TASK ITEM —
Everything in the data must be repeated exactly, apart from the pictures, which are left out.

INPUT DATA —
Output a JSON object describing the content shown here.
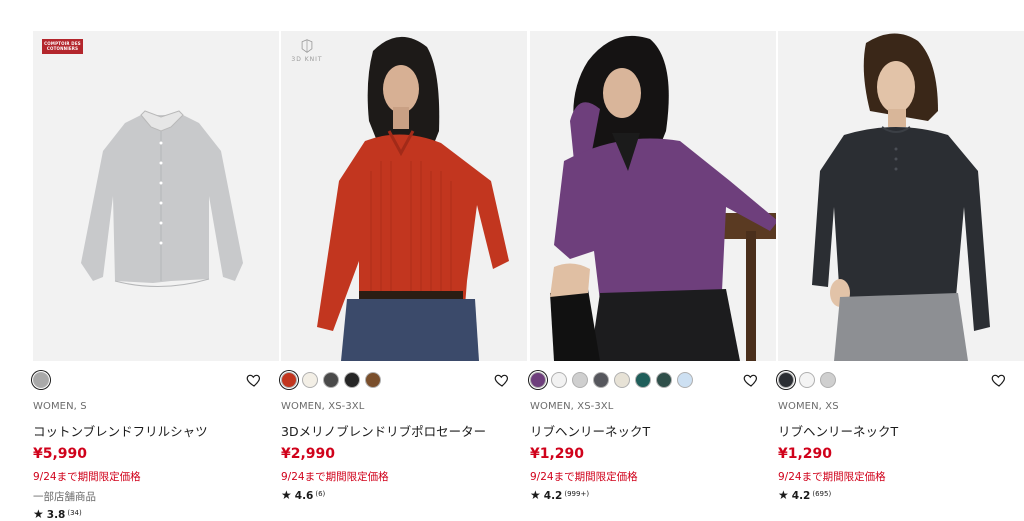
{
  "products": [
    {
      "badge": "COMPTOIR DES COTONNIERS",
      "swatches": [
        "#a9a9a9"
      ],
      "meta": "WOMEN, S",
      "name": "コットンブレンドフリルシャツ",
      "price": "¥5,990",
      "promo": "9/24まで期間限定価格",
      "store_note": "一部店舗商品",
      "rating": {
        "star": "★",
        "score": "3.8",
        "count": "(34)"
      }
    },
    {
      "badge": "3D KNIT",
      "swatches": [
        "#c2361f",
        "#f3efe6",
        "#4a4a4a",
        "#262626",
        "#7a4f2c"
      ],
      "meta": "WOMEN, XS-3XL",
      "name": "3Dメリノブレンドリブポロセーター",
      "price": "¥2,990",
      "promo": "9/24まで期間限定価格",
      "rating": {
        "star": "★",
        "score": "4.6",
        "count": "(6)"
      }
    },
    {
      "swatches": [
        "#6e3f7c",
        "#f2f2f2",
        "#cfcfcf",
        "#56575d",
        "#e7e2d6",
        "#1f5e5a",
        "#2f4f4a",
        "#cde0f2"
      ],
      "meta": "WOMEN, XS-3XL",
      "name": "リブヘンリーネックT",
      "price": "¥1,290",
      "promo": "9/24まで期間限定価格",
      "rating": {
        "star": "★",
        "score": "4.2",
        "count": "(999+)"
      }
    },
    {
      "swatches": [
        "#2b2e33",
        "#f4f4f4",
        "#cfcfcf"
      ],
      "meta": "WOMEN, XS",
      "name": "リブヘンリーネックT",
      "price": "¥1,290",
      "promo": "9/24まで期間限定価格",
      "rating": {
        "star": "★",
        "score": "4.2",
        "count": "(695)"
      }
    }
  ],
  "icons": {
    "favorite": "heart-outline-icon",
    "rating": "star-icon"
  },
  "colors": {
    "price_red": "#d0021b",
    "text": "#1b1b1b",
    "meta_gray": "#6b6b6b",
    "badge_red": "#b3262c"
  }
}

REPLY —
Output a JSON object describing the content shown here.
{
  "products": [
    {
      "badge": "COMPTOIR DES COTONNIERS",
      "swatches": [
        "#a9a9a9"
      ],
      "meta": "WOMEN, S",
      "name": "コットンブレンドフリルシャツ",
      "price": "¥5,990",
      "promo": "9/24まで期間限定価格",
      "store_note": "一部店舗商品",
      "rating": {
        "star": "★",
        "score": "3.8",
        "count": "(34)"
      }
    },
    {
      "badge": "3D KNIT",
      "swatches": [
        "#c2361f",
        "#f3efe6",
        "#4a4a4a",
        "#262626",
        "#7a4f2c"
      ],
      "meta": "WOMEN, XS-3XL",
      "name": "3Dメリノブレンドリブポロセーター",
      "price": "¥2,990",
      "promo": "9/24まで期間限定価格",
      "rating": {
        "star": "★",
        "score": "4.6",
        "count": "(6)"
      }
    },
    {
      "swatches": [
        "#6e3f7c",
        "#f2f2f2",
        "#cfcfcf",
        "#56575d",
        "#e7e2d6",
        "#1f5e5a",
        "#2f4f4a",
        "#cde0f2"
      ],
      "meta": "WOMEN, XS-3XL",
      "name": "リブヘンリーネックT",
      "price": "¥1,290",
      "promo": "9/24まで期間限定価格",
      "rating": {
        "star": "★",
        "score": "4.2",
        "count": "(999+)"
      }
    },
    {
      "swatches": [
        "#2b2e33",
        "#f4f4f4",
        "#cfcfcf"
      ],
      "meta": "WOMEN, XS",
      "name": "リブヘンリーネックT",
      "price": "¥1,290",
      "promo": "9/24まで期間限定価格",
      "rating": {
        "star": "★",
        "score": "4.2",
        "count": "(695)"
      }
    }
  ],
  "icons": {
    "favorite": "heart-outline-icon",
    "rating": "star-icon"
  },
  "colors": {
    "price_red": "#d0021b",
    "text": "#1b1b1b",
    "meta_gray": "#6b6b6b",
    "badge_red": "#b3262c"
  }
}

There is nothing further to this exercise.